▶ **Task directions**: Search the listing for the string "title" and copy every line that contains it.
Given information Block Start
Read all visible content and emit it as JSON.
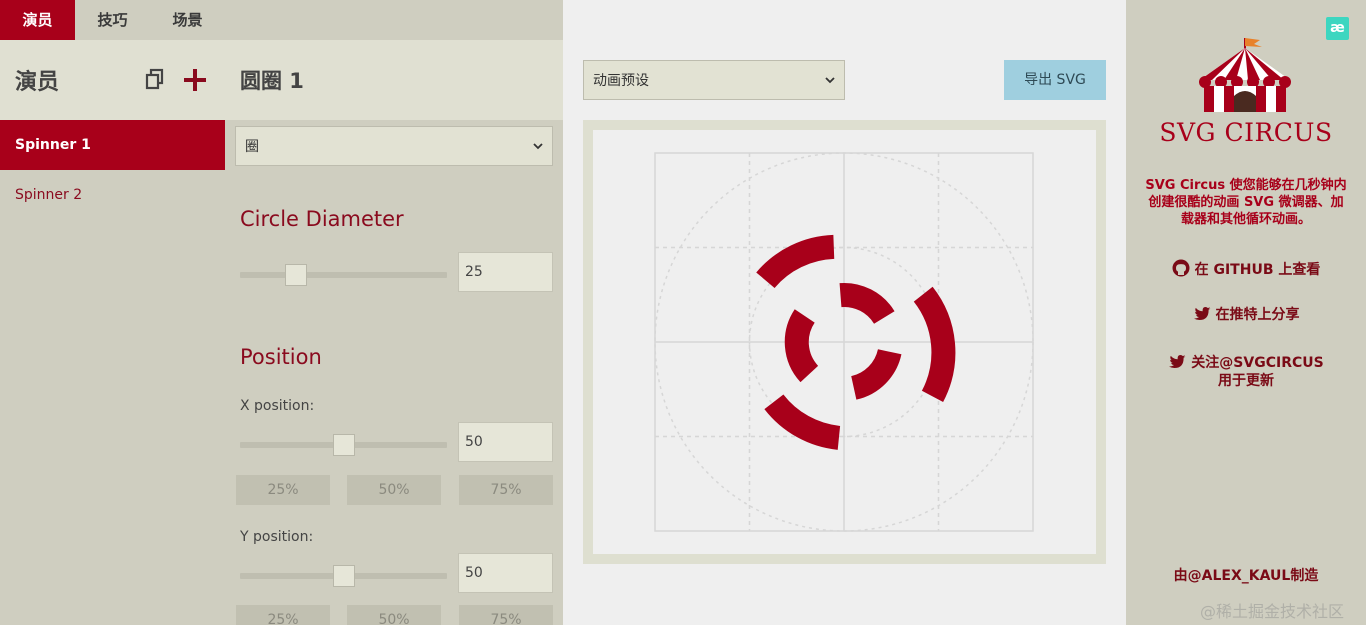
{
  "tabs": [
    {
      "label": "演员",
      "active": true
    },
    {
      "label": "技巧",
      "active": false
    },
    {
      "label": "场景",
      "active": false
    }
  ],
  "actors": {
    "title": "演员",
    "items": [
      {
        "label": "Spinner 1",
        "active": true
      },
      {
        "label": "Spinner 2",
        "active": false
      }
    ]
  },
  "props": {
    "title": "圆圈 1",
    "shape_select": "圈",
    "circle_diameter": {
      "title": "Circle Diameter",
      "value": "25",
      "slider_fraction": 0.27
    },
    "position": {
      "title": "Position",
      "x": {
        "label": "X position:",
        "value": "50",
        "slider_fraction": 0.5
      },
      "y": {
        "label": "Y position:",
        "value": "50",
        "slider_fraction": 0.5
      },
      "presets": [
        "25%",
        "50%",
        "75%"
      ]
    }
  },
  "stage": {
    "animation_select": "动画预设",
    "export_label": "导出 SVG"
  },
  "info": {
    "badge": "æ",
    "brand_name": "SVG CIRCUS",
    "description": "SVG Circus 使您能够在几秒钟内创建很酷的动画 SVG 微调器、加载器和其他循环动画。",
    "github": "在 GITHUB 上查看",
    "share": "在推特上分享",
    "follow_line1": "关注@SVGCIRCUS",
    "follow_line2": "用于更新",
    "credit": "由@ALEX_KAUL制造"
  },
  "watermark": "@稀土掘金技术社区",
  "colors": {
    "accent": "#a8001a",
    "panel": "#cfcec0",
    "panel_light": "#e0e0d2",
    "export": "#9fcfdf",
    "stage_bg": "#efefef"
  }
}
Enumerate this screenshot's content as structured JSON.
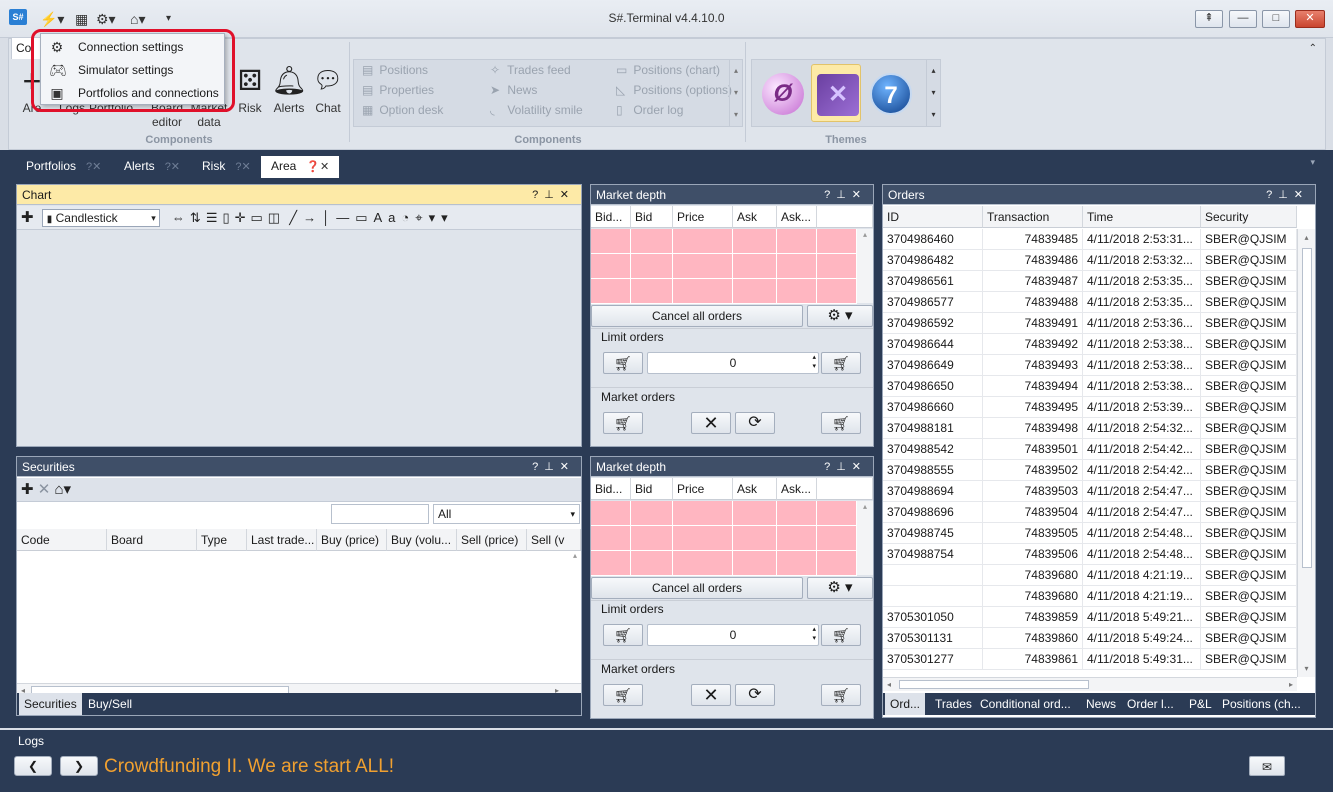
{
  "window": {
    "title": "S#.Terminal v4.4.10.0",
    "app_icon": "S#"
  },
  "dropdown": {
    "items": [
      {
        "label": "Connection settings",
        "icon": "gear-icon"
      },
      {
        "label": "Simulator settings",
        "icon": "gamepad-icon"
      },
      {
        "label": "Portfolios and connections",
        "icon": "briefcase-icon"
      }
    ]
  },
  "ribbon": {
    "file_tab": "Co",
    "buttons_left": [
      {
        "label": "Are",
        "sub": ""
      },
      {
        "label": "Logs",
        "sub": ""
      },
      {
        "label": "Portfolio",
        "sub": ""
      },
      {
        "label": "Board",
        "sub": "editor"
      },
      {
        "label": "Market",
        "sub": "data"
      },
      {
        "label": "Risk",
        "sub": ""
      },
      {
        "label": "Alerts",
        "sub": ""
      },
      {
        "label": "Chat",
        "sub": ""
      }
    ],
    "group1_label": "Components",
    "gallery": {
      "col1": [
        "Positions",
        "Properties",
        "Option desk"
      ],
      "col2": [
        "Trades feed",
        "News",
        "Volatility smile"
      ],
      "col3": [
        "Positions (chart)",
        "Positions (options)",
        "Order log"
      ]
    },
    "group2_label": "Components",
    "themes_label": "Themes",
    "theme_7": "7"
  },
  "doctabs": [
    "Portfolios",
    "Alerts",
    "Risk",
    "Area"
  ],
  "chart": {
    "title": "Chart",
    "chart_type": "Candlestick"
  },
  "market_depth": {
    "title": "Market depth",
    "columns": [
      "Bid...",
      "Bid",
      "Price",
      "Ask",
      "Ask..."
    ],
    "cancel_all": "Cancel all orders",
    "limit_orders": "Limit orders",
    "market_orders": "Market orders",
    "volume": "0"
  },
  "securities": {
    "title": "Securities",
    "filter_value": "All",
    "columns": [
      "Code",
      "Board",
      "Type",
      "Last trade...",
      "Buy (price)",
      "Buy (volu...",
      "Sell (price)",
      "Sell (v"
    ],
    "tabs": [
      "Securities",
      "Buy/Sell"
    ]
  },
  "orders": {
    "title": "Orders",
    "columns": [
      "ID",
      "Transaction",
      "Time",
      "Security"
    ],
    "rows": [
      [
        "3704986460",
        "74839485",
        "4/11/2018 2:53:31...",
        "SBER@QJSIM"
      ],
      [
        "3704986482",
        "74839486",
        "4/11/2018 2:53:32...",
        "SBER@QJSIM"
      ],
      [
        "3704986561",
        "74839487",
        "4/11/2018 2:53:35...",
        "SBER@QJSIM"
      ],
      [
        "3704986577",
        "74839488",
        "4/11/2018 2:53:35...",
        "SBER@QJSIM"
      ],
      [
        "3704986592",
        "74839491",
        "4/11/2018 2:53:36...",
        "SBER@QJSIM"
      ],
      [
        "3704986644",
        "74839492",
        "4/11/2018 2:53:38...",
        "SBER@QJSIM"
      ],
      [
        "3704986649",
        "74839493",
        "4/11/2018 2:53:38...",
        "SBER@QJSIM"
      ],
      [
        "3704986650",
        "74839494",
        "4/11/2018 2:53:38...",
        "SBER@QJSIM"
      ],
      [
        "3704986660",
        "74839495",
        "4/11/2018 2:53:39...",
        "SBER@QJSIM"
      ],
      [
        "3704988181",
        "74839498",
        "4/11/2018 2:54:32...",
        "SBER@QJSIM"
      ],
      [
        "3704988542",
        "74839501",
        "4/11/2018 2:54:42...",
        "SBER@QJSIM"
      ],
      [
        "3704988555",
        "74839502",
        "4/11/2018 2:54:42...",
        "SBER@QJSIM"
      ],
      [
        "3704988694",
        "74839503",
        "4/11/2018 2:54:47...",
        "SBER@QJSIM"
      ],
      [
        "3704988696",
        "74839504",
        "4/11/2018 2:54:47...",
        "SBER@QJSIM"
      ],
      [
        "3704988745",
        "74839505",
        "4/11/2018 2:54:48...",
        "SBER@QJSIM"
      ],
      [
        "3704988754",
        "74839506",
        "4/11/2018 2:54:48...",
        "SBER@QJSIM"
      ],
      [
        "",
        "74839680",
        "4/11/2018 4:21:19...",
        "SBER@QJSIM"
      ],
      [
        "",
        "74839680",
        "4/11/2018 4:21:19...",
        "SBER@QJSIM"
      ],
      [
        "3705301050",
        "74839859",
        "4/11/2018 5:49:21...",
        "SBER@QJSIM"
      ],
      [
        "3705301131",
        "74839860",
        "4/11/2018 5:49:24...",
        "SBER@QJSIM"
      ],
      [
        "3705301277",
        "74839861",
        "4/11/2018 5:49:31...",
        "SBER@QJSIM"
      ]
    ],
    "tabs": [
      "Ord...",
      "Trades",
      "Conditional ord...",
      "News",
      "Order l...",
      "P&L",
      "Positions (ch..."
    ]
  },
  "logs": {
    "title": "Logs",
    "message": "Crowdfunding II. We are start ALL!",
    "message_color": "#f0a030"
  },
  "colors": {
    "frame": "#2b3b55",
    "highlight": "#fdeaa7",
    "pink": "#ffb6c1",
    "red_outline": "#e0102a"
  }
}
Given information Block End
▶ **Response below**:
    "title": "演员",
    "title": "圆圈 1",
      "title": "Circle Diameter",
      "title": "Position",
    "title": "S#.Terminal v4.4.10.0",
    "title": "Chart",
    "title": "Market depth",
    "title": "Securities",
    "title": "Orders",
    "title": "Logs",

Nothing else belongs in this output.